(Provided records)

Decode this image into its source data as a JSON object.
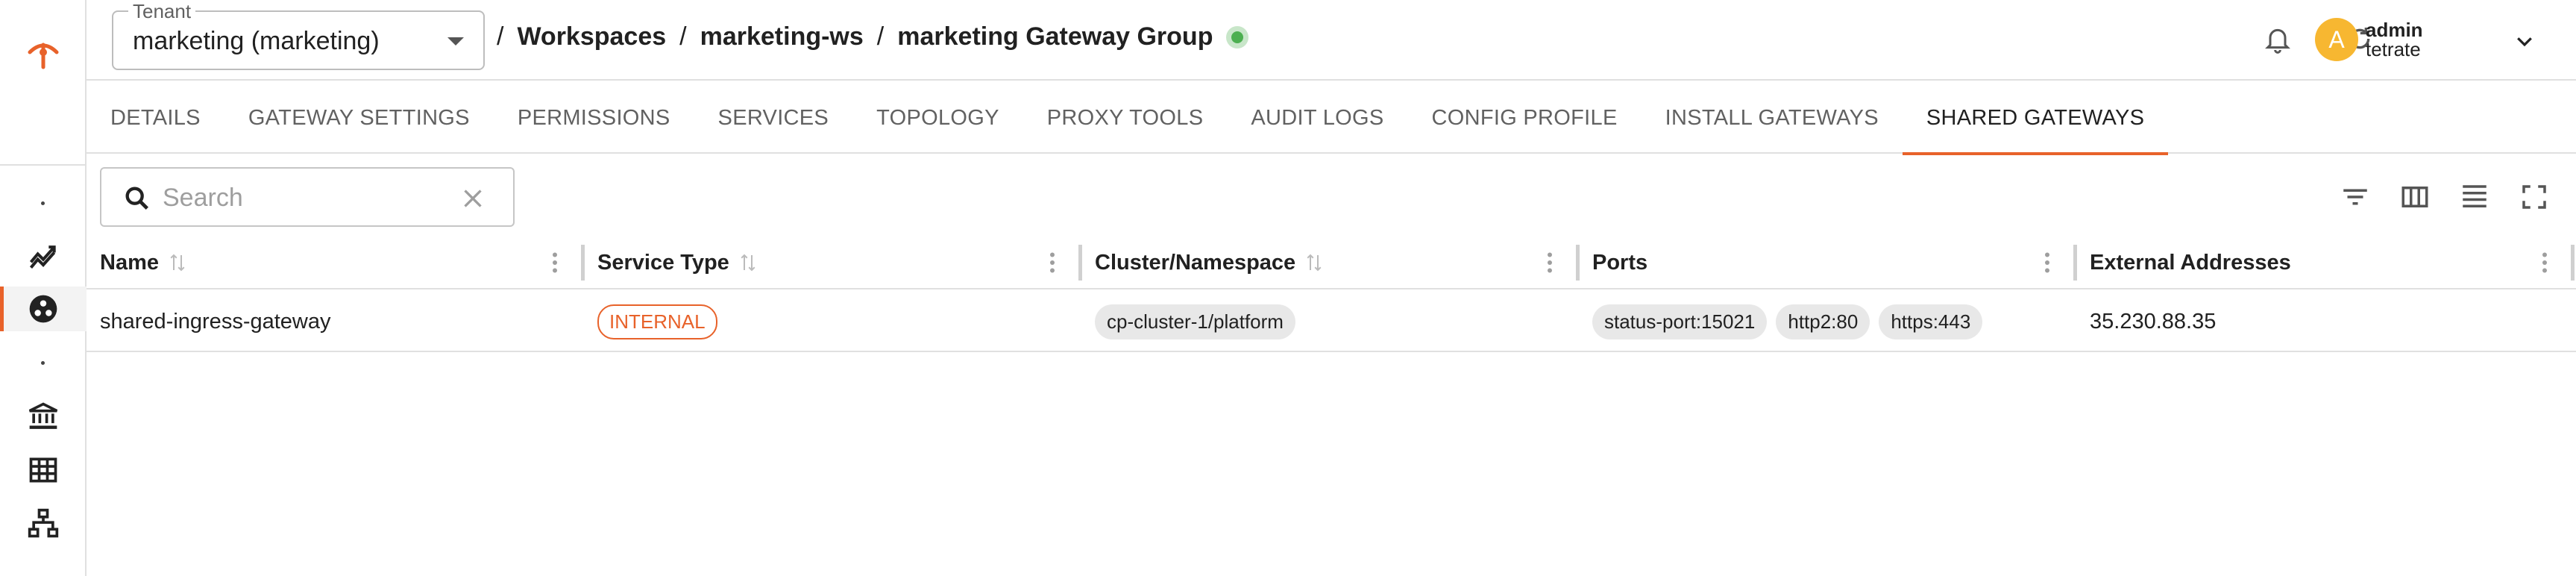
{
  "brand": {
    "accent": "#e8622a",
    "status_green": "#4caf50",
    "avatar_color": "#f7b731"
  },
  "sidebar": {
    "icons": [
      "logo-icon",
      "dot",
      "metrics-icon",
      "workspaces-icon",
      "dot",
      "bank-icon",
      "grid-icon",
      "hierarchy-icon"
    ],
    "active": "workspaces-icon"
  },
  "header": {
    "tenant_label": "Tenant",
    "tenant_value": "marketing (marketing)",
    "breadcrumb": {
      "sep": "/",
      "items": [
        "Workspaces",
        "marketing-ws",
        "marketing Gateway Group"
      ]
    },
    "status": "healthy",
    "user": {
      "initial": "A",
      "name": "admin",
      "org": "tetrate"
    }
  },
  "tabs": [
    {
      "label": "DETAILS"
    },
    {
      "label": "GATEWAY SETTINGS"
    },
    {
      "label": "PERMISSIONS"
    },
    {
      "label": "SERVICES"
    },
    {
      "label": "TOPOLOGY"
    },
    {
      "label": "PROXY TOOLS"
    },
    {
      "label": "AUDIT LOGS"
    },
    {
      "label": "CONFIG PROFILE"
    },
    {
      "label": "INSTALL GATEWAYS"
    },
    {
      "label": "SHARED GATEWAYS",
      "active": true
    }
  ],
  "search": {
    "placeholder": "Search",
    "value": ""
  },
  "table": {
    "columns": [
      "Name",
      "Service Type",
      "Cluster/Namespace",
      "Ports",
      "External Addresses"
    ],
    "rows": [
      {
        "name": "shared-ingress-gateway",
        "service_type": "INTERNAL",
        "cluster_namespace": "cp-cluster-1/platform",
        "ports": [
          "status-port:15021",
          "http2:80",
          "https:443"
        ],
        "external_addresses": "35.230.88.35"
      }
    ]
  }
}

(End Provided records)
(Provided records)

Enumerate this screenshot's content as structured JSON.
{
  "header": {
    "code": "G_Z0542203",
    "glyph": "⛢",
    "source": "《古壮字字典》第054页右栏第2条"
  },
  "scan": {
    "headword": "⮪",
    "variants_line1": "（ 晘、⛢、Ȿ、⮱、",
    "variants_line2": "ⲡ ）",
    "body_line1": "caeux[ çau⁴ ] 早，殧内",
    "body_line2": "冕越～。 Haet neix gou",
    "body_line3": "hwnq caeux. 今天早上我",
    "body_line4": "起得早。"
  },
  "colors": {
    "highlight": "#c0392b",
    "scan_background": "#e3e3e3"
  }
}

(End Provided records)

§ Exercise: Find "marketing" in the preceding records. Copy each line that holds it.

§ Solution to this task:
    "tenant_value": "marketing (marketing)",
        "marketing-ws",
        "marketing Gateway Group"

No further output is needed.